Although Plaintiff never filed a response to Defendant's motion to dismiss, despite Magistrate Judge Lowe providing him with numerous opportunities to do so, the Court has considered Plaintiff's objections to Magistrate Judge Lowe's findings and recommendations and concludes that Plaintiff's arguments are without merit. There is nothing in Plaintiff's papers to counter the documentary evidence that establishes that Defendant was not the person who either denied the grievance complaint or affirmed the denial of that complaint. Therefore, Plaintiff has failed to adduce any facts from which this Court could conclude that Defendant had any notice of Plaintiff's complaint or his allegedly ill health. Nor do these submissions change the fact that Plaintiff's complaint is devoid of any facts, beyond conclusory ones, that would implicate Defendant in the alleged violation of his Eighth Amendment rights. Accordingly, the Court rejects Plaintiff's substantive arguments and adopts Magistrate Judge Lowe's October 25, 2005 Report-Recommendation in its entirety.
C. Plaintiff's Appeal from Magistrate Judge Lowe's October 5, 2005 Order*fn14
In September 2005, Plaintiff filed a Notice of Motion asking the Court to issue "an Order disqualifying 'former Superintendent' Daniel A. Senkowski of indemnification from forthcoming judgments, and from any entitlements of counsel fees . . . ." See Dkt. No. 80. Without waiting for Defendant to file a response to this motion, Magistrate Judge Lowe issued an Order, dated October 5, 2005, in which he denied Plaintiff's motion without prejudice and with leave to renew his motion if the Court rendered a judgment against Defendant. See Dkt. No. 81. Magistrate Judge Lowe provided three distinct reasons for his decision: (1) the motion was without merit, (2) the motion did not comply with either the Federal Rules of Civil Procedure or this Court's Local Rules, and (3) the motion was premature because the Court had not rendered a judgment against Defendant Senkowski.
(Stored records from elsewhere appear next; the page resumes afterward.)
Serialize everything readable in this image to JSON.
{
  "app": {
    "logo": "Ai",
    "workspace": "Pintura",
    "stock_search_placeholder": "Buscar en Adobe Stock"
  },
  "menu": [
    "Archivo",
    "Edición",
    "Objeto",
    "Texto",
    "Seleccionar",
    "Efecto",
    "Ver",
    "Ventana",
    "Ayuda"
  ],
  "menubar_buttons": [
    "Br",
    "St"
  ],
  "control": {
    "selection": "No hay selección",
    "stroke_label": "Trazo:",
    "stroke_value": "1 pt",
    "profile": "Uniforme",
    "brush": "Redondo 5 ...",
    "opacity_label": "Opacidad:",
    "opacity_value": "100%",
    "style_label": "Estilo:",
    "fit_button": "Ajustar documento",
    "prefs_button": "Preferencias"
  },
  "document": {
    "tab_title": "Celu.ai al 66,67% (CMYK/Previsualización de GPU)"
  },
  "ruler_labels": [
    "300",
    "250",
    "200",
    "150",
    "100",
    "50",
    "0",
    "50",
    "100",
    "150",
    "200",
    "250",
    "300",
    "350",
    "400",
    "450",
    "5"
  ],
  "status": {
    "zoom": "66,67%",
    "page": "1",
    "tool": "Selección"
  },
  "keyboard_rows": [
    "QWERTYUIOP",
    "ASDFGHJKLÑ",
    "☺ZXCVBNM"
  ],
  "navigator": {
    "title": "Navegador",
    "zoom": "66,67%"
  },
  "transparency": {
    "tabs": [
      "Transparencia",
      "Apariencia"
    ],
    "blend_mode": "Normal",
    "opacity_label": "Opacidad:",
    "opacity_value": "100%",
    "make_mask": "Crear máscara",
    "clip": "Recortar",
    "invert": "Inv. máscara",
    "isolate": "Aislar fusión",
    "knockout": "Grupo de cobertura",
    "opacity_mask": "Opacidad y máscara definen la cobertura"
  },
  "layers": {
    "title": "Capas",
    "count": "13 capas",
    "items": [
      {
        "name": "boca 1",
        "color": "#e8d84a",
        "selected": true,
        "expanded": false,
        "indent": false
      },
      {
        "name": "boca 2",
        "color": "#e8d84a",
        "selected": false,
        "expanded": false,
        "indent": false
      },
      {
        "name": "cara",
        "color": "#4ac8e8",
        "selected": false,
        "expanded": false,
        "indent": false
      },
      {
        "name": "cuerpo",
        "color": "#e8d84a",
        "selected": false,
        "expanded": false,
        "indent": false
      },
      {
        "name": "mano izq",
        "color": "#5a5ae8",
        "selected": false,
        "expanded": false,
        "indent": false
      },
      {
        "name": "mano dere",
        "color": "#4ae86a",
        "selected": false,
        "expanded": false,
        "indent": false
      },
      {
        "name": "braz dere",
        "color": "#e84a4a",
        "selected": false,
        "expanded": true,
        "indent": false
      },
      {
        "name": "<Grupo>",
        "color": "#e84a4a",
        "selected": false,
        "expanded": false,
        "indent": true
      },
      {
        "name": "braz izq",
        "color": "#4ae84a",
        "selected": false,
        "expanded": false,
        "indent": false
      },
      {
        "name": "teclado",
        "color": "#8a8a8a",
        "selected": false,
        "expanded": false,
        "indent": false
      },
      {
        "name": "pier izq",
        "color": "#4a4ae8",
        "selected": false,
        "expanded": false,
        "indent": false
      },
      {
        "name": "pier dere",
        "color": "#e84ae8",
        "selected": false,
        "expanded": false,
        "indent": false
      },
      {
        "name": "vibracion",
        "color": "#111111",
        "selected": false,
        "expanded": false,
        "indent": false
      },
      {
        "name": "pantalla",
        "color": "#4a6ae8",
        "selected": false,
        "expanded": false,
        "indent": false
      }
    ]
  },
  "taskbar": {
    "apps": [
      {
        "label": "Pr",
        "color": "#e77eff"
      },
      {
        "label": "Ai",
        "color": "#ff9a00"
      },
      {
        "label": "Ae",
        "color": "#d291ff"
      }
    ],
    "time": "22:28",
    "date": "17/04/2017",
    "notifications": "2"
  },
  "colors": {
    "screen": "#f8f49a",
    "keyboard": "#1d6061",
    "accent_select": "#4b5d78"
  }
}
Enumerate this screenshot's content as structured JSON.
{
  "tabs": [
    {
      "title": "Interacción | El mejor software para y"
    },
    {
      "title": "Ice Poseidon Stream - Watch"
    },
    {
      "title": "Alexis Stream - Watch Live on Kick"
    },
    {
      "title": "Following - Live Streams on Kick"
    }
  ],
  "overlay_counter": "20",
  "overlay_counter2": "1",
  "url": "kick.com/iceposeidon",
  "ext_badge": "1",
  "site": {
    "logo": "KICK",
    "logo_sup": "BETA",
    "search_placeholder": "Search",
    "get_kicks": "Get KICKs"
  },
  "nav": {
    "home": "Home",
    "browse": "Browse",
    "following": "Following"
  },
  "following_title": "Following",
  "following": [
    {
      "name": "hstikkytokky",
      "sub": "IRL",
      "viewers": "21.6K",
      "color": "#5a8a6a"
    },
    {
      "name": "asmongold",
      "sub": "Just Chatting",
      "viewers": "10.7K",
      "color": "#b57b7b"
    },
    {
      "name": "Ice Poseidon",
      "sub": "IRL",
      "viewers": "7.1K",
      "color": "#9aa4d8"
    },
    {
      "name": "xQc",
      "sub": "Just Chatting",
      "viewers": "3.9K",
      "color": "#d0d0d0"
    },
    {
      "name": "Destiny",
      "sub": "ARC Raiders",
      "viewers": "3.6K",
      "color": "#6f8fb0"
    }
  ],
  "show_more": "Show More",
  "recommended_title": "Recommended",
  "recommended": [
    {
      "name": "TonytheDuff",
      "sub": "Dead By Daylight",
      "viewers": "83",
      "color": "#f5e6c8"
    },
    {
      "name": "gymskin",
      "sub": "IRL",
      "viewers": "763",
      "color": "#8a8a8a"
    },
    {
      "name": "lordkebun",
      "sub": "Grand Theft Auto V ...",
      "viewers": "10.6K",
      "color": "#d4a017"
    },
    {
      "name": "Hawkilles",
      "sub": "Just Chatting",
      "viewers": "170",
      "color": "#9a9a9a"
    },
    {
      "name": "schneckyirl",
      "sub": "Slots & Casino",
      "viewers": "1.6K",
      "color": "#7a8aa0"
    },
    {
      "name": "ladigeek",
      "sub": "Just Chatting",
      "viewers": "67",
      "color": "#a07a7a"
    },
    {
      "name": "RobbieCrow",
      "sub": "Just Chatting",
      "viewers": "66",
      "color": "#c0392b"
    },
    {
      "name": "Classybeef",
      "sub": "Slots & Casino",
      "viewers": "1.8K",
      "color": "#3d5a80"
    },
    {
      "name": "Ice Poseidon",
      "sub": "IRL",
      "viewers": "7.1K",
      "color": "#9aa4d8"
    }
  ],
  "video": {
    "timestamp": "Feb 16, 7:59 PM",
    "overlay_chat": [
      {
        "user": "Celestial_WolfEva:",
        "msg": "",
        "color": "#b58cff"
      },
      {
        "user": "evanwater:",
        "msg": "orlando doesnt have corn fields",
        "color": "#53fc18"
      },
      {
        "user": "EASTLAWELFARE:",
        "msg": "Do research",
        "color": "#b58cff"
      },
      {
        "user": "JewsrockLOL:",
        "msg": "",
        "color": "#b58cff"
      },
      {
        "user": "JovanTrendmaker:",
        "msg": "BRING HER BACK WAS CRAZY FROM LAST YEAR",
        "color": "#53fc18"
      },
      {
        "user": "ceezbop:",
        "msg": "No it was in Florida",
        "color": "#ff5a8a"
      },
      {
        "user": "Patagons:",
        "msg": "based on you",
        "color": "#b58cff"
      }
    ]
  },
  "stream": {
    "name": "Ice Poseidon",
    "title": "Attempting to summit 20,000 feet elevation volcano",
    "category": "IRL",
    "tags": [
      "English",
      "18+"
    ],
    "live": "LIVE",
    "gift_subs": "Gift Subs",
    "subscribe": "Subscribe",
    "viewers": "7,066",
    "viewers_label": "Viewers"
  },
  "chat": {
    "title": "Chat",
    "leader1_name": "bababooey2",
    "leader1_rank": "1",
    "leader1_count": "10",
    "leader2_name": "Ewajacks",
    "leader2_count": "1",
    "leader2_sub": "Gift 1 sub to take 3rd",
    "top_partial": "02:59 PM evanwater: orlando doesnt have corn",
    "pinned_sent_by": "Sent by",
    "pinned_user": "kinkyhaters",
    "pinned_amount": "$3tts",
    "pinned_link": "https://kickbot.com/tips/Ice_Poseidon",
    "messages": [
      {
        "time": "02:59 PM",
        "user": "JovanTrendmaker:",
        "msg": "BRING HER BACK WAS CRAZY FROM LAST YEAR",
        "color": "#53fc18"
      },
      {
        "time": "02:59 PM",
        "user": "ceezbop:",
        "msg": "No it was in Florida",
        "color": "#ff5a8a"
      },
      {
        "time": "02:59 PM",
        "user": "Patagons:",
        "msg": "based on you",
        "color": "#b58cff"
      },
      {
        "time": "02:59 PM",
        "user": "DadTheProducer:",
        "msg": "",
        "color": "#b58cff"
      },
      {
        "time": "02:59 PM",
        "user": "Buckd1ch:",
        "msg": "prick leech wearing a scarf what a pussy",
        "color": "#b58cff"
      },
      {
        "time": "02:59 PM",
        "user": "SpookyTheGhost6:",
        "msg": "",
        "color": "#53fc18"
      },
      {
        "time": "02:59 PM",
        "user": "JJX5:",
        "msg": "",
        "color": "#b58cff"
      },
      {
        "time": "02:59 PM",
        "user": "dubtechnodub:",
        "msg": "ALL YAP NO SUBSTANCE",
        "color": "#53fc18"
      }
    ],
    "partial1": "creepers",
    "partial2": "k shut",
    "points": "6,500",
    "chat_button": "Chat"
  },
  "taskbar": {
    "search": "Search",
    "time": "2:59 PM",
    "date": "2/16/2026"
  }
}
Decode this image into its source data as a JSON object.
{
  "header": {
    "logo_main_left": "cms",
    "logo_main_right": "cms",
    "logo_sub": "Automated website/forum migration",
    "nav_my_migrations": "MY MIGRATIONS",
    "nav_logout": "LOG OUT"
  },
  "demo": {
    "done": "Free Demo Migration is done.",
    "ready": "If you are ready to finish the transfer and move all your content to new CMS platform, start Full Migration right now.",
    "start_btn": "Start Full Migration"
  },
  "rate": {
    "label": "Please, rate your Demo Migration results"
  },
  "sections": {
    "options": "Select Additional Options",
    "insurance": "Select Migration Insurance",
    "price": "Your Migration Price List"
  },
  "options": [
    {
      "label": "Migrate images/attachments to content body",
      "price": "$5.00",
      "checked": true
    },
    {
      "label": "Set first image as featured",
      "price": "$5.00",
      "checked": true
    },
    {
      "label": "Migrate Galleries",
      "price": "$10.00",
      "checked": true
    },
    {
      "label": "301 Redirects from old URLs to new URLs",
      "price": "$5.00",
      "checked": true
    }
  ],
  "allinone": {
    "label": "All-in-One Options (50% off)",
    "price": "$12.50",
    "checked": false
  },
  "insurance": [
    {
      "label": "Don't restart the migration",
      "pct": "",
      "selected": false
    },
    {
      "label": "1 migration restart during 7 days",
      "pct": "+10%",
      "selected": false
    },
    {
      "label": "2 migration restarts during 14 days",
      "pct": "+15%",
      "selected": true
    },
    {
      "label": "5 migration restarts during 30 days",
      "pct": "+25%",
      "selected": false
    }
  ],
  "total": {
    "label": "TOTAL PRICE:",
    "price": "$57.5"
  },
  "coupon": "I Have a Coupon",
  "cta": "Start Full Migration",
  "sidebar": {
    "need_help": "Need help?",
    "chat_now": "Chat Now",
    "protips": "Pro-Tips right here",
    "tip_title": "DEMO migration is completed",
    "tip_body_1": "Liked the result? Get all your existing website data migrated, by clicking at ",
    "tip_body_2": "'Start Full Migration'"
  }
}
See id. at 1-2.
Although the Court could affirm this Order on any of the grounds upon which Magistrate Judge Lowe relied, the Court need not choose among these alternatives because, in light of the Court's adoption of Magistrate Judge Lowe's recommendation to grant Defendant's motion to dismiss Plaintiff's second amended complaint with prejudice, this motion is moot.
Accordingly, after carefully reviewing Magistrate Judge Lowe's October 25, 2005 Report-Recommendation and his October 5, 2005 Order, the parties' submissions and the applicable law, and for the reasons stated herein, the Court hereby
ORDERS that Magistrate Judge Lowe's October 25, 2005 Report-Recommendation is ADOPTED IN ITS ENTIRETY; and the Court further
ORDERS that Plaintiff's second amended complaint is DISMISSED WITH PREJUDICE; and the Court further
ORDERS that Plaintiff's appeal from Magistrate Judge Lowe's October 5, 2005 Order is DENIED AS MOOT; and the Court further
ORDERS that Plaintiff's appeals from Judge Hood's March 4, 2005 Order extending Defendant's time to respond to Plaintiff's second amended complaint and Judge Hood's April 13, 2005 Order reassigning this case to Chief Judge Scullin are DENIED AS MOOT.
IT IS SO ORDERED.